And research and development spending by chip design firms -- not only Qualcomm but its competitors -- ranks "among the highest you'll see anywhere outside of pharmaceuticals," said Jonathan Barnett, a professor at the University of Southern California Gould School of Law.
The anti-competitive effect of Qualcomm's business practices is a hurdle the FTC must clear to prove the company violated monopoly laws. It likely will be front and center when U.S. District Judge Lucy Koh eventually makes a ruling in the case.

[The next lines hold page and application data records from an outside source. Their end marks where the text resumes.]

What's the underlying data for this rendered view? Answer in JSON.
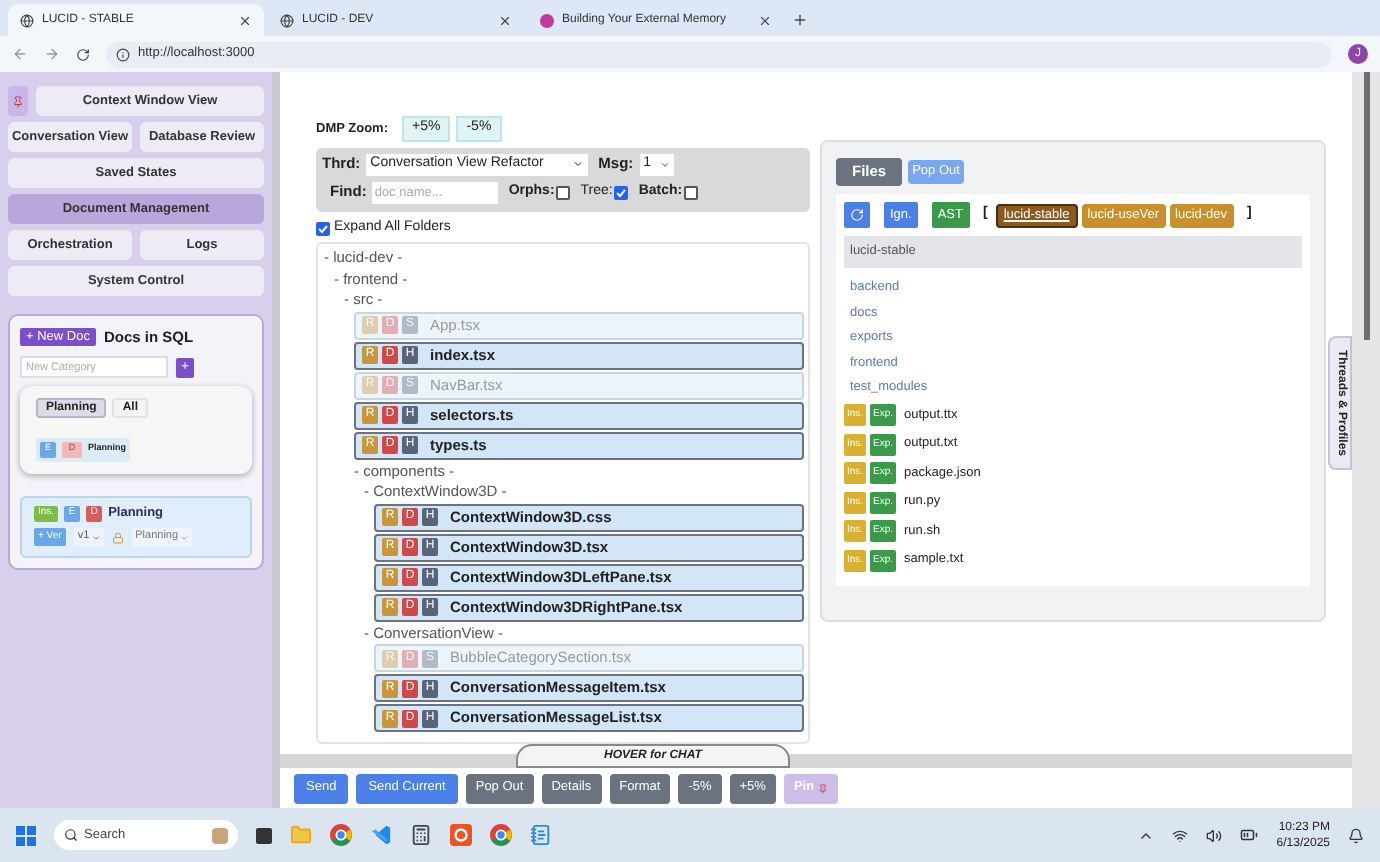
{
  "browser": {
    "tabs": [
      {
        "title": "LUCID - STABLE",
        "selected": true,
        "kind": "globe"
      },
      {
        "title": "LUCID - DEV",
        "selected": false,
        "kind": "globe"
      },
      {
        "title": "Building Your External Memory",
        "selected": false,
        "kind": "dot"
      }
    ],
    "url": "http://localhost:3000",
    "avatar": "J"
  },
  "sidebar": {
    "nav_rows": [
      [
        {
          "label": "Context Window View",
          "selected": false
        }
      ],
      [
        {
          "label": "Conversation View",
          "selected": false
        },
        {
          "label": "Database Review",
          "selected": false
        }
      ],
      [
        {
          "label": "Saved States",
          "selected": false
        }
      ],
      [
        {
          "label": "Document Management",
          "selected": true
        }
      ],
      [
        {
          "label": "Orchestration",
          "selected": false
        },
        {
          "label": "Logs",
          "selected": false
        }
      ],
      [
        {
          "label": "System Control",
          "selected": false
        }
      ]
    ],
    "docs": {
      "new_doc": "+ New Doc",
      "title": "Docs in SQL",
      "category_placeholder": "New Category",
      "add": "+",
      "filters": [
        {
          "label": "Planning",
          "selected": true
        },
        {
          "label": "All",
          "selected": false
        }
      ],
      "chip": {
        "edit": "E",
        "delete": "D",
        "label": "Planning"
      },
      "doc": {
        "ins": "Ins.",
        "edit": "E",
        "delete": "D",
        "title": "Planning",
        "add_version": "+ Ver",
        "version": "v1",
        "category": "Planning"
      }
    }
  },
  "main": {
    "zoom": {
      "label": "DMP Zoom:",
      "buttons": [
        "+5%",
        "-5%"
      ]
    },
    "controls": {
      "thread_label": "Thrd:",
      "thread": "Conversation View Refactor",
      "msg_label": "Msg:",
      "msg": "1",
      "find_label": "Find:",
      "find_placeholder": "doc name...",
      "checks": [
        {
          "label": "Orphs:",
          "checked": false
        },
        {
          "label": "Tree:",
          "checked": true
        },
        {
          "label": "Batch:",
          "checked": false
        }
      ]
    },
    "expand": {
      "label": "Expand All Folders",
      "checked": true
    },
    "tree": [
      {
        "kind": "folder",
        "label": "- lucid-dev -",
        "children": [
          {
            "kind": "folder",
            "label": "- frontend -",
            "children": [
              {
                "kind": "folder",
                "label": "- src -",
                "children": [
                  {
                    "kind": "file",
                    "name": "App.tsx",
                    "badges": [
                      "R",
                      "D",
                      "S"
                    ],
                    "active": false
                  },
                  {
                    "kind": "file",
                    "name": "index.tsx",
                    "badges": [
                      "R",
                      "D",
                      "H"
                    ],
                    "active": true
                  },
                  {
                    "kind": "file",
                    "name": "NavBar.tsx",
                    "badges": [
                      "R",
                      "D",
                      "S"
                    ],
                    "active": false
                  },
                  {
                    "kind": "file",
                    "name": "selectors.ts",
                    "badges": [
                      "R",
                      "D",
                      "H"
                    ],
                    "active": true
                  },
                  {
                    "kind": "file",
                    "name": "types.ts",
                    "badges": [
                      "R",
                      "D",
                      "H"
                    ],
                    "active": true
                  },
                  {
                    "kind": "folder",
                    "label": "- components -",
                    "children": [
                      {
                        "kind": "folder",
                        "label": "- ContextWindow3D -",
                        "children": [
                          {
                            "kind": "file",
                            "name": "ContextWindow3D.css",
                            "badges": [
                              "R",
                              "D",
                              "H"
                            ],
                            "active": true
                          },
                          {
                            "kind": "file",
                            "name": "ContextWindow3D.tsx",
                            "badges": [
                              "R",
                              "D",
                              "H"
                            ],
                            "active": true
                          },
                          {
                            "kind": "file",
                            "name": "ContextWindow3DLeftPane.tsx",
                            "badges": [
                              "R",
                              "D",
                              "H"
                            ],
                            "active": true
                          },
                          {
                            "kind": "file",
                            "name": "ContextWindow3DRightPane.tsx",
                            "badges": [
                              "R",
                              "D",
                              "H"
                            ],
                            "active": true
                          }
                        ]
                      },
                      {
                        "kind": "folder",
                        "label": "- ConversationView -",
                        "children": [
                          {
                            "kind": "file",
                            "name": "BubbleCategorySection.tsx",
                            "badges": [
                              "R",
                              "D",
                              "S"
                            ],
                            "active": false
                          },
                          {
                            "kind": "file",
                            "name": "ConversationMessageItem.tsx",
                            "badges": [
                              "R",
                              "D",
                              "H"
                            ],
                            "active": true
                          },
                          {
                            "kind": "file",
                            "name": "ConversationMessageList.tsx",
                            "badges": [
                              "R",
                              "D",
                              "H"
                            ],
                            "active": true
                          }
                        ]
                      }
                    ]
                  }
                ]
              }
            ]
          }
        ]
      }
    ]
  },
  "files_panel": {
    "tab": "Files",
    "pop_out": "Pop Out",
    "ignore": "Ign.",
    "ast": "AST",
    "open_bracket": "[",
    "close_bracket": "]",
    "repos": [
      {
        "label": "lucid-stable",
        "selected": true
      },
      {
        "label": "lucid-useVer",
        "selected": false
      },
      {
        "label": "lucid-dev",
        "selected": false
      }
    ],
    "path": "lucid-stable",
    "folders": [
      "backend",
      "docs",
      "exports",
      "frontend",
      "test_modules"
    ],
    "files": [
      {
        "name": "output.ttx",
        "import": "Ins.",
        "export": "Exp."
      },
      {
        "name": "output.txt",
        "import": "Ins.",
        "export": "Exp."
      },
      {
        "name": "package.json",
        "import": "Ins.",
        "export": "Exp."
      },
      {
        "name": "run.py",
        "import": "Ins.",
        "export": "Exp."
      },
      {
        "name": "run.sh",
        "import": "Ins.",
        "export": "Exp."
      },
      {
        "name": "sample.txt",
        "import": "Ins.",
        "export": "Exp."
      }
    ]
  },
  "side_tab": "Threads & Profiles",
  "chat_handle": "HOVER for CHAT",
  "actions": [
    {
      "label": "Send",
      "kind": "primary"
    },
    {
      "label": "Send Current",
      "kind": "primary"
    },
    {
      "label": "Pop Out",
      "kind": "secondary"
    },
    {
      "label": "Details",
      "kind": "secondary"
    },
    {
      "label": "Format",
      "kind": "secondary"
    },
    {
      "label": "-5%",
      "kind": "secondary"
    },
    {
      "label": "+5%",
      "kind": "secondary"
    },
    {
      "label": "Pin",
      "kind": "pin"
    }
  ],
  "taskbar": {
    "search_placeholder": "Search",
    "time": "10:23 PM",
    "date": "6/13/2025"
  }
}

"The FTC seems to argue that no license, no chips is inherently anti-competitive, and they believe they have economic textbooks backing them up ... and look at all these examples of people complaining that they paid too high a royalty rate," said David Reichenberg, a lawyer who specializes in antitrust cases with the Cozen, O'Connor firm in New York.